By Julia Conley
As organizers behind Friday's Global Climate Strike reported that four million children and adults attended marches and rallies all over the world — making it the biggest climate protest ever — they assured leaders who have been reticent to take bold climate action that the campaigners' work is far from over.
EcoWatch Daily Newsletter
By Jeff Turrentine
Nearly 20 years have passed since the journalist Malcolm Gladwell popularized the term tipping point, in his best-selling book of the same name. The phrase denotes the moment that a certain idea, behavior, or practice catches on exponentially and gains widespread currency throughout a culture.

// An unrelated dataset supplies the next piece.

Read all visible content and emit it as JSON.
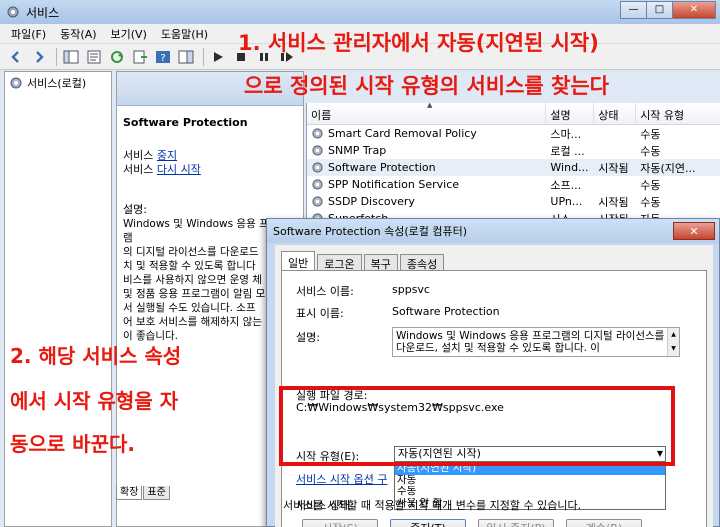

Having transcended its roots in sociological theory, the tipping point is now part of our everyday vernacular. We use it in scientific contexts to describe, for instance, the climatological point of no return that we'll hit if we allow average global temperatures to rise more than 2 degrees Celsius above preindustrial levels. But we also use it to describe everything from resistance movements to the disenchantment of hockey fans when their team is on a losing streak.
Greta Thunberg Responds to Cost of Climate Action Critics: 'If We Can Save the Banks, We Can Save the World'
by Jake Johnson
During an event in New York City Monday night with author and environmentalist Naomi Klein, 16-year-old Swedish activist Greta Thunberg had a simple message for those who claim it is "too expensive" to boldly confront the climate crisis with sweeping policies like a Green New Deal.
By Bill McKibben
Business as usual is what's doing us in.
Environmental activists around the world are strategizing and planning demonstrations to coincide with next month's United Nations Climate Action Summit, which starts on September 23. The organizers aim to force politicians and lawmakers to confront the urgency of the global climate crisis, which is accelerating at an alarming rate.